Random House announced on Monday that its Delacorte Press imprint will release a revised edition of Blood Heir by Amélie Wen Zhao this fall. The pub date is November 19, and there will be a 150,000 initial print run in hardcover.
In January, a firestorm over the YA fantasy novel’s themes and content erupted on social media. A number of YA writers and others disparaged Blood Heir five months before its scheduled June release for what they saw as Zhao’s insensitivity to the history of racism in the U.S., particularly by using slavery as a plot device in the tale of the character Anastacya, who has the power to control blood. After being falsely accused of murdering her father, Anastacya must flee the castle and hide in a land whose inhabitants fear those with the power that she possesses, while, with the help of a charismatic con man, she tries to clear her name.
Not only did critics condemn a slave auction scene in the original edition, but they also complained of characterizations that emphasized skin color.
In response to the criticism, Zhao, 26, who was born in Paris and raised in Beijing before emigrating to the U.S. as a college student, said that she had intended in her fiction to create parallels to human trafficking and indentured servitude in Asia, and requested that Delacorte postpone publication of Blood Heir. The press, which had signed a three-book deal with Zhao, did so, but made it clear that Delacorte supported Zhao and intended to honor the contract with her to publish Blood Heir.According to an interview with Zhao just published in the New York Times, Zhao reread her novel several times, “examining the plot and characters to see if the critics were right. She decided they weren’t,” but still made some revisions. Delacorte then sent the revised version of Blood Heir to scholars and to sensitivity readers to evaluate the text, and Zhao made further revisions based on their feedback.
Zhao’s editor, Krista Marino told PW, “The manuscript in the ARC was not final, and we were still revising when Amélie asked us to postpone the publication. We worked to further establish the nuances of indentured labor and trafficking within this fantasy world, without changing major plot points.”In an open letter posted on social media Monday afternoon announcing the news, Zhao stated, “In writing this novel I researched extensively on the subject of modern-day human trafficking and on indentured labor throughout the world, and specifically from my heritage.
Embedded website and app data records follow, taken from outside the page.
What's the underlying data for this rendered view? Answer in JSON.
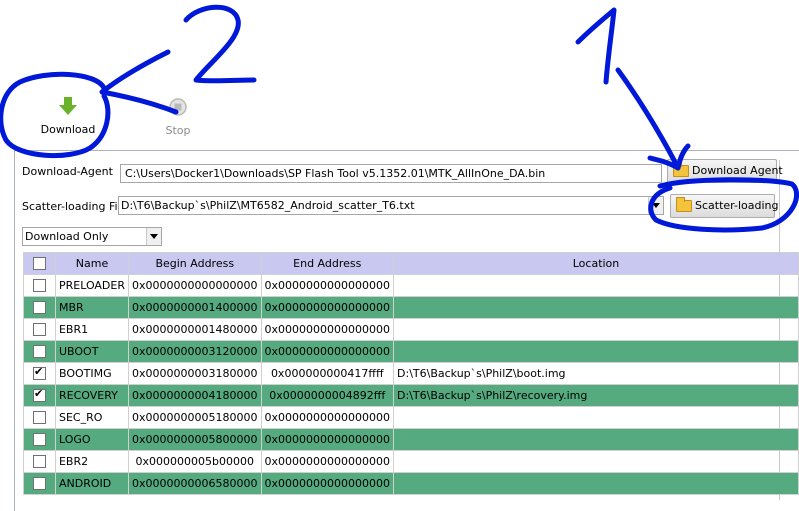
{
  "toolbar": {
    "download_label": "Download",
    "stop_label": "Stop"
  },
  "download_agent": {
    "label": "Download-Agent",
    "value": "C:\\Users\\Docker1\\Downloads\\SP Flash Tool v5.1352.01\\MTK_AllInOne_DA.bin",
    "button_label": "Download Agent"
  },
  "scatter": {
    "label": "Scatter-loading File",
    "value": "D:\\T6\\Backup`s\\PhilZ\\MT6582_Android_scatter_T6.txt",
    "button_label": "Scatter-loading"
  },
  "mode_select": {
    "value": "Download Only"
  },
  "table": {
    "headers": [
      "Name",
      "Begin Address",
      "End Address",
      "Location"
    ],
    "rows": [
      {
        "checked": false,
        "name": "PRELOADER",
        "begin": "0x0000000000000000",
        "end": "0x0000000000000000",
        "location": ""
      },
      {
        "checked": false,
        "name": "MBR",
        "begin": "0x0000000001400000",
        "end": "0x0000000000000000",
        "location": ""
      },
      {
        "checked": false,
        "name": "EBR1",
        "begin": "0x0000000001480000",
        "end": "0x0000000000000000",
        "location": ""
      },
      {
        "checked": false,
        "name": "UBOOT",
        "begin": "0x0000000003120000",
        "end": "0x0000000000000000",
        "location": ""
      },
      {
        "checked": true,
        "name": "BOOTIMG",
        "begin": "0x0000000003180000",
        "end": "0x000000000417ffff",
        "location": "D:\\T6\\Backup`s\\PhilZ\\boot.img"
      },
      {
        "checked": true,
        "name": "RECOVERY",
        "begin": "0x0000000004180000",
        "end": "0x0000000004892fff",
        "location": "D:\\T6\\Backup`s\\PhilZ\\recovery.img"
      },
      {
        "checked": false,
        "name": "SEC_RO",
        "begin": "0x0000000005180000",
        "end": "0x0000000000000000",
        "location": ""
      },
      {
        "checked": false,
        "name": "LOGO",
        "begin": "0x0000000005800000",
        "end": "0x0000000000000000",
        "location": ""
      },
      {
        "checked": false,
        "name": "EBR2",
        "begin": "0x000000005b00000",
        "end": "0x0000000000000000",
        "location": ""
      },
      {
        "checked": false,
        "name": "ANDROID",
        "begin": "0x0000000006580000",
        "end": "0x0000000000000000",
        "location": ""
      }
    ]
  },
  "annotations": {
    "label_2": "2",
    "label_1": "1"
  },
  "colors": {
    "row_alt": "#55ab7f",
    "header": "#c8c8f0",
    "ink": "#0018d8"
  }
}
It became clear to me that my book was being read in a different cultural context from my own, and so I took the time to make sure the hallmarks of this global epidemic were being incisively drawn.”
Expressing her excitement over finally publishing Zhao’s “empowering and enthralling” novel, Marino said in a release that Blood Heir “[sheds] light on a global human rights issue [and] is true to her dual mission to raise awareness for important social issues and to write an engrossing story.”